Leave out the pictures and repeat every record exactly.

*Provided records*
========================================================================

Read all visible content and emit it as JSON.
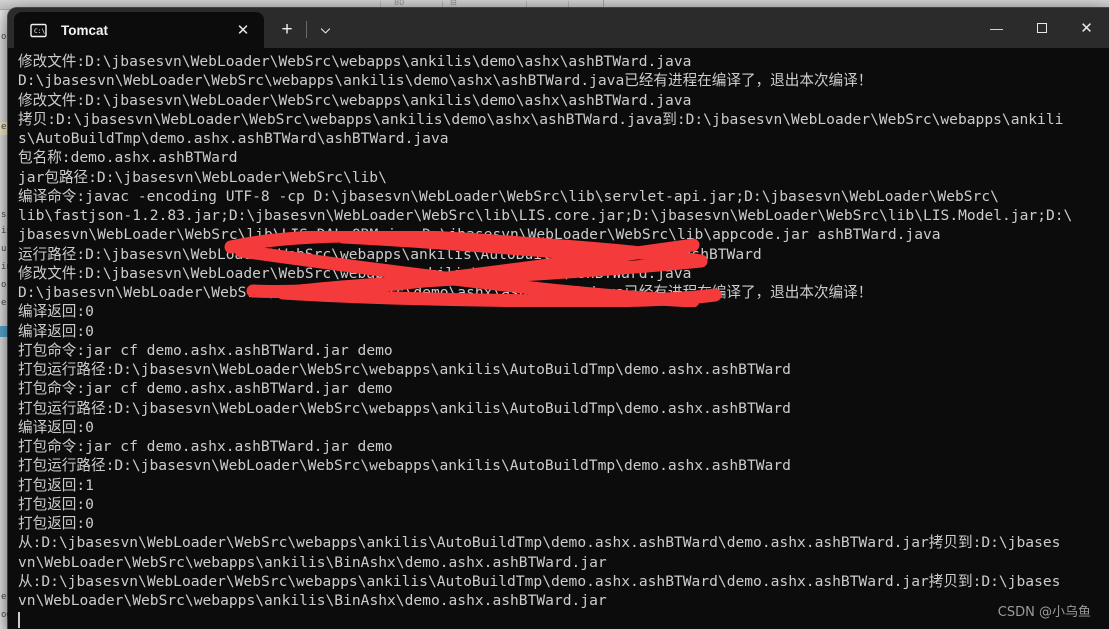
{
  "window": {
    "tab": {
      "title": "Tomcat",
      "icon": "command-prompt-icon",
      "close_label": "✕"
    },
    "new_tab_label": "+",
    "dropdown_icon": "chevron-down-icon",
    "controls": {
      "minimize_label": "—",
      "maximize_icon": "maximize-square-icon",
      "close_label": "✕"
    }
  },
  "background": {
    "toolbar_glyphs": [
      "80",
      "⊟",
      "|"
    ]
  },
  "terminal": {
    "foreground_color": "#cccccc",
    "background_color": "#0c0c0c",
    "lines": [
      "修改文件:D:\\jbasesvn\\WebLoader\\WebSrc\\webapps\\ankilis\\demo\\ashx\\ashBTWard.java",
      "D:\\jbasesvn\\WebLoader\\WebSrc\\webapps\\ankilis\\demo\\ashx\\ashBTWard.java已经有进程在编译了，退出本次编译！",
      "修改文件:D:\\jbasesvn\\WebLoader\\WebSrc\\webapps\\ankilis\\demo\\ashx\\ashBTWard.java",
      "拷贝:D:\\jbasesvn\\WebLoader\\WebSrc\\webapps\\ankilis\\demo\\ashx\\ashBTWard.java到:D:\\jbasesvn\\WebLoader\\WebSrc\\webapps\\ankili",
      "s\\AutoBuildTmp\\demo.ashx.ashBTWard\\ashBTWard.java",
      "包名称:demo.ashx.ashBTWard",
      "jar包路径:D:\\jbasesvn\\WebLoader\\WebSrc\\lib\\",
      "编译命令:javac -encoding UTF-8 -cp D:\\jbasesvn\\WebLoader\\WebSrc\\lib\\servlet-api.jar;D:\\jbasesvn\\WebLoader\\WebSrc\\",
      "lib\\fastjson-1.2.83.jar;D:\\jbasesvn\\WebLoader\\WebSrc\\lib\\LIS.core.jar;D:\\jbasesvn\\WebLoader\\WebSrc\\lib\\LIS.Model.jar;D:\\",
      "jbasesvn\\WebLoader\\WebSrc\\lib\\LIS.DAL.ORM.jar;D:\\jbasesvn\\WebLoader\\WebSrc\\lib\\appcode.jar ashBTWard.java",
      "运行路径:D:\\jbasesvn\\WebLoader\\WebSrc\\webapps\\ankilis\\AutoBuildTmp\\demo.ashx.ashBTWard",
      "修改文件:D:\\jbasesvn\\WebLoader\\WebSrc\\webapps\\ankilis\\demo\\ashx\\ashBTWard.java",
      "D:\\jbasesvn\\WebLoader\\WebSrc\\webapps\\ankilis\\demo\\ashx\\ashBTWard.java已经有进程在编译了，退出本次编译！",
      "编译返回:0",
      "编译返回:0",
      "打包命令:jar cf demo.ashx.ashBTWard.jar demo",
      "打包运行路径:D:\\jbasesvn\\WebLoader\\WebSrc\\webapps\\ankilis\\AutoBuildTmp\\demo.ashx.ashBTWard",
      "打包命令:jar cf demo.ashx.ashBTWard.jar demo",
      "打包运行路径:D:\\jbasesvn\\WebLoader\\WebSrc\\webapps\\ankilis\\AutoBuildTmp\\demo.ashx.ashBTWard",
      "编译返回:0",
      "打包命令:jar cf demo.ashx.ashBTWard.jar demo",
      "打包运行路径:D:\\jbasesvn\\WebLoader\\WebSrc\\webapps\\ankilis\\AutoBuildTmp\\demo.ashx.ashBTWard",
      "打包返回:1",
      "打包返回:0",
      "打包返回:0",
      "从:D:\\jbasesvn\\WebLoader\\WebSrc\\webapps\\ankilis\\AutoBuildTmp\\demo.ashx.ashBTWard\\demo.ashx.ashBTWard.jar拷贝到:D:\\jbases",
      "vn\\WebLoader\\WebSrc\\webapps\\ankilis\\BinAshx\\demo.ashx.ashBTWard.jar",
      "从:D:\\jbasesvn\\WebLoader\\WebSrc\\webapps\\ankilis\\AutoBuildTmp\\demo.ashx.ashBTWard\\demo.ashx.ashBTWard.jar拷贝到:D:\\jbases",
      "vn\\WebLoader\\WebSrc\\webapps\\ankilis\\BinAshx\\demo.ashx.ashBTWard.jar"
    ]
  },
  "annotation": {
    "color": "#f43a3a",
    "kind": "red-scribble-redaction"
  },
  "watermark": {
    "text": "CSDN @小乌鱼",
    "color": "#9b9b9b"
  }
}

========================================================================

*Problem solution*
Read all visible content and emit it as JSON.
{
  "window": {
    "tab": {
      "title": "Tomcat",
      "icon": "command-prompt-icon",
      "close_label": "✕"
    },
    "new_tab_label": "+",
    "dropdown_icon": "chevron-down-icon",
    "controls": {
      "minimize_label": "—",
      "maximize_icon": "maximize-square-icon",
      "close_label": "✕"
    }
  },
  "background": {
    "toolbar_glyphs": [
      "80",
      "⊟",
      "|"
    ]
  },
  "terminal": {
    "foreground_color": "#cccccc",
    "background_color": "#0c0c0c",
    "lines": [
      "修改文件:D:\\jbasesvn\\WebLoader\\WebSrc\\webapps\\ankilis\\demo\\ashx\\ashBTWard.java",
      "D:\\jbasesvn\\WebLoader\\WebSrc\\webapps\\ankilis\\demo\\ashx\\ashBTWard.java已经有进程在编译了，退出本次编译！",
      "修改文件:D:\\jbasesvn\\WebLoader\\WebSrc\\webapps\\ankilis\\demo\\ashx\\ashBTWard.java",
      "拷贝:D:\\jbasesvn\\WebLoader\\WebSrc\\webapps\\ankilis\\demo\\ashx\\ashBTWard.java到:D:\\jbasesvn\\WebLoader\\WebSrc\\webapps\\ankili",
      "s\\AutoBuildTmp\\demo.ashx.ashBTWard\\ashBTWard.java",
      "包名称:demo.ashx.ashBTWard",
      "jar包路径:D:\\jbasesvn\\WebLoader\\WebSrc\\lib\\",
      "编译命令:javac -encoding UTF-8 -cp D:\\jbasesvn\\WebLoader\\WebSrc\\lib\\servlet-api.jar;D:\\jbasesvn\\WebLoader\\WebSrc\\",
      "lib\\fastjson-1.2.83.jar;D:\\jbasesvn\\WebLoader\\WebSrc\\lib\\LIS.core.jar;D:\\jbasesvn\\WebLoader\\WebSrc\\lib\\LIS.Model.jar;D:\\",
      "jbasesvn\\WebLoader\\WebSrc\\lib\\LIS.DAL.ORM.jar;D:\\jbasesvn\\WebLoader\\WebSrc\\lib\\appcode.jar ashBTWard.java",
      "运行路径:D:\\jbasesvn\\WebLoader\\WebSrc\\webapps\\ankilis\\AutoBuildTmp\\demo.ashx.ashBTWard",
      "修改文件:D:\\jbasesvn\\WebLoader\\WebSrc\\webapps\\ankilis\\demo\\ashx\\ashBTWard.java",
      "D:\\jbasesvn\\WebLoader\\WebSrc\\webapps\\ankilis\\demo\\ashx\\ashBTWard.java已经有进程在编译了，退出本次编译！",
      "编译返回:0",
      "编译返回:0",
      "打包命令:jar cf demo.ashx.ashBTWard.jar demo",
      "打包运行路径:D:\\jbasesvn\\WebLoader\\WebSrc\\webapps\\ankilis\\AutoBuildTmp\\demo.ashx.ashBTWard",
      "打包命令:jar cf demo.ashx.ashBTWard.jar demo",
      "打包运行路径:D:\\jbasesvn\\WebLoader\\WebSrc\\webapps\\ankilis\\AutoBuildTmp\\demo.ashx.ashBTWard",
      "编译返回:0",
      "打包命令:jar cf demo.ashx.ashBTWard.jar demo",
      "打包运行路径:D:\\jbasesvn\\WebLoader\\WebSrc\\webapps\\ankilis\\AutoBuildTmp\\demo.ashx.ashBTWard",
      "打包返回:1",
      "打包返回:0",
      "打包返回:0",
      "从:D:\\jbasesvn\\WebLoader\\WebSrc\\webapps\\ankilis\\AutoBuildTmp\\demo.ashx.ashBTWard\\demo.ashx.ashBTWard.jar拷贝到:D:\\jbases",
      "vn\\WebLoader\\WebSrc\\webapps\\ankilis\\BinAshx\\demo.ashx.ashBTWard.jar",
      "从:D:\\jbasesvn\\WebLoader\\WebSrc\\webapps\\ankilis\\AutoBuildTmp\\demo.ashx.ashBTWard\\demo.ashx.ashBTWard.jar拷贝到:D:\\jbases",
      "vn\\WebLoader\\WebSrc\\webapps\\ankilis\\BinAshx\\demo.ashx.ashBTWard.jar"
    ]
  },
  "annotation": {
    "color": "#f43a3a",
    "kind": "red-scribble-redaction"
  },
  "watermark": {
    "text": "CSDN @小乌鱼",
    "color": "#9b9b9b"
  }
}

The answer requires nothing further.